* [Work instructions]:
Type the entries again, word for word.

* [Material provided]:
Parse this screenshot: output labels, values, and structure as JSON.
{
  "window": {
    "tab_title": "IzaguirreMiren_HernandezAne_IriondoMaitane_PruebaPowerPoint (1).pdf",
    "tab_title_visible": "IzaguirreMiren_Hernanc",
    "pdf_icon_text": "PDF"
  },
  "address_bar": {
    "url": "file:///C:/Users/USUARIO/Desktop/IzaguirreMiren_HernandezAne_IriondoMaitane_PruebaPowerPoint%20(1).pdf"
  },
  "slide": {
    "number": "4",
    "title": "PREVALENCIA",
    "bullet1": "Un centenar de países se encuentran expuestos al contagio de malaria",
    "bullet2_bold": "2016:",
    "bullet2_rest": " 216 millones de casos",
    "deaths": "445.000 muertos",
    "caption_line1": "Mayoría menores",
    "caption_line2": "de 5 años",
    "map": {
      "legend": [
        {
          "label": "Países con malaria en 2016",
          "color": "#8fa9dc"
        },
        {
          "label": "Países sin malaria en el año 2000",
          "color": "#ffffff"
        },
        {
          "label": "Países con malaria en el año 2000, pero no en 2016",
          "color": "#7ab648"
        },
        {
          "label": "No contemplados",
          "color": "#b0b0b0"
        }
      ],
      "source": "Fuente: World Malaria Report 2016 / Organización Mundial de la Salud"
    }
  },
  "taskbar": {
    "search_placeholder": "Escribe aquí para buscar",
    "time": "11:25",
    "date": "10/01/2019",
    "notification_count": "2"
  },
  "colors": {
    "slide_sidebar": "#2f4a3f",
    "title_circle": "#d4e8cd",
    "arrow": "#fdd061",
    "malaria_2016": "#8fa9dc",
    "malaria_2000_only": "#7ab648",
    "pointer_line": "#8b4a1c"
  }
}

* [Written solution]:
Parse this screenshot: output labels, values, and structure as JSON.
{
  "window": {
    "tab_title": "IzaguirreMiren_HernandezAne_IriondoMaitane_PruebaPowerPoint (1).pdf",
    "tab_title_visible": "IzaguirreMiren_Hernanc",
    "pdf_icon_text": "PDF"
  },
  "address_bar": {
    "url": "file:///C:/Users/USUARIO/Desktop/IzaguirreMiren_HernandezAne_IriondoMaitane_PruebaPowerPoint%20(1).pdf"
  },
  "slide": {
    "number": "4",
    "title": "PREVALENCIA",
    "bullet1": "Un centenar de países se encuentran expuestos al contagio de malaria",
    "bullet2_bold": "2016:",
    "bullet2_rest": " 216 millones de casos",
    "deaths": "445.000 muertos",
    "caption_line1": "Mayoría menores",
    "caption_line2": "de 5 años",
    "map": {
      "legend": [
        {
          "label": "Países con malaria en 2016",
          "color": "#8fa9dc"
        },
        {
          "label": "Países sin malaria en el año 2000",
          "color": "#ffffff"
        },
        {
          "label": "Países con malaria en el año 2000, pero no en 2016",
          "color": "#7ab648"
        },
        {
          "label": "No contemplados",
          "color": "#b0b0b0"
        }
      ],
      "source": "Fuente: World Malaria Report 2016 / Organización Mundial de la Salud"
    }
  },
  "taskbar": {
    "search_placeholder": "Escribe aquí para buscar",
    "time": "11:25",
    "date": "10/01/2019",
    "notification_count": "2"
  },
  "colors": {
    "slide_sidebar": "#2f4a3f",
    "title_circle": "#d4e8cd",
    "arrow": "#fdd061",
    "malaria_2016": "#8fa9dc",
    "malaria_2000_only": "#7ab648",
    "pointer_line": "#8b4a1c"
  }
}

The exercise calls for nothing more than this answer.